1. For the chantilly, place the creams and bacon in a stainless steel bowl, cover with plastic wrap and refrigerate overnight.
2. For the veloute stock, peel the celeriac and place the skin in a saucepan. Finely chop the flesh and add half to the pan. Reserve the remainder for the soup. Add the bay leaf to the saucepan and half of the onion, garlic and thyme. Cover with water (about 1 litre), bring to the boil and simmer gently for 30 minutes. Pass through a fine sieve, discarding the solids, and reserve. This should yield 700ml stock.
3. To make the soup, melt the butter in a heavy-based saucepan over a medium-high heat, and allow to foam lightly without colouring. Add the remaining onion and garlic, reduce the heat and simmer gently for 5 minutes without colouring until translucent. Add the remaining drained celeriac and chestnuts and season to taste. Cook gently for a further 5 minutes until soft and aromatic, but still without colour. Add the reserved stock and remaining thyme and bring to the boil. Reduce the heat and simmer gently for 20 minutes. Add the milk and remove from the heat. Strain, reserving the liquid. Put the solids in a blender and process until smooth. Slowly add the reserved liquid; this will emulsify the soup, making it smooth and velvety. Season to taste with salt, pepper, a little lemon juice and a splash of Madeira, then pass through a-fine sieve and keep hot.
4. Meanwhile, remove the cream and bacon from the refrigerator and discard the bacon. Whip the cream to stiff peaks and season to taste with salt, pepper, and a little lemon juice.
5. To serve, preheat the oven to 180°C. Lay the pancetta between 2 non-stick baking sheets and bake until golden and crisp, about 10 minutes. Drain on paper towels and break each slice into 3 pieces.

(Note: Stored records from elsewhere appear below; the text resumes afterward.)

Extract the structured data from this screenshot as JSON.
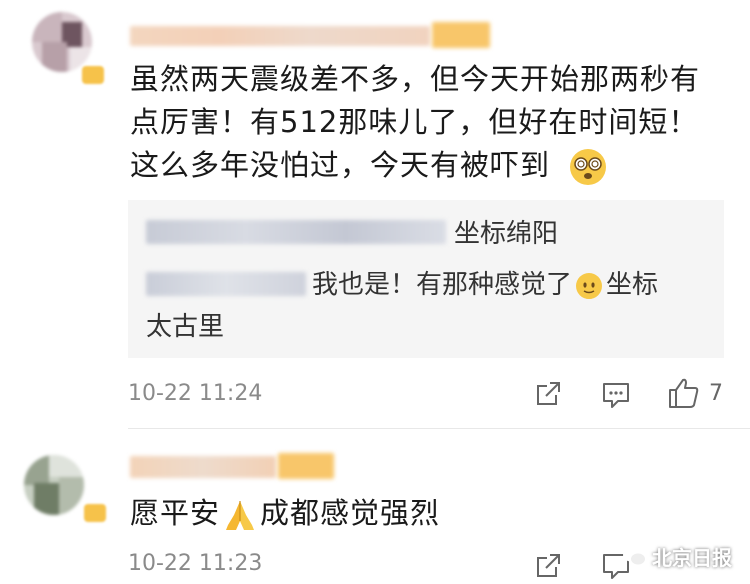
{
  "comments": [
    {
      "text_lines": [
        "虽然两天震级差不多，但今天开始那两秒有",
        "点厉害！有512那味儿了，但好在时间短！",
        "这么多年没怕过，今天有被吓到"
      ],
      "emoji": "dizzy-face-emoji",
      "replies": [
        {
          "text": "坐标绵阳"
        },
        {
          "text_a": "我也是！有那种感觉了",
          "emoji": "slightly-smiling-face-emoji",
          "text_b": "坐标",
          "text_c": "太古里"
        }
      ],
      "time": "10-22 11:24",
      "likes": "7"
    },
    {
      "text_a": "愿平安",
      "emoji": "praying-hands-emoji",
      "text_b": "成都感觉强烈",
      "time": "10-22 11:23"
    }
  ],
  "watermark": "北京日报",
  "icons": {
    "share": "share-icon",
    "comment": "comment-icon",
    "like": "thumbs-up-icon"
  },
  "colors": {
    "text": "#1a1a1a",
    "meta": "#8a8a8a",
    "reply_bg": "#f5f5f5",
    "badge": "#f6c24a"
  }
}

6. Place the oil in a deep saucepan over a moderately high heat and bring to 190°C, or until hot but not smoking. Add the celery leaves, a few at a time, and fry until crisp, 8-10 seconds. A good sign is that the oil will stop splattering when the moisture in the leaves has dispersed. Quickly remove with a slotted spoon and drain on paper towels. Ladle the hot soup into warm serving bowls and add a spoonful of the chantilly, forming into a quenelle shape if desired. Scatter the pancetta pieces and celery leaves around and serve immediately.
Recipe by Justin North (Becasse Restaurant, Sydney), published in Vogue Entertaining & Travel April/May 2005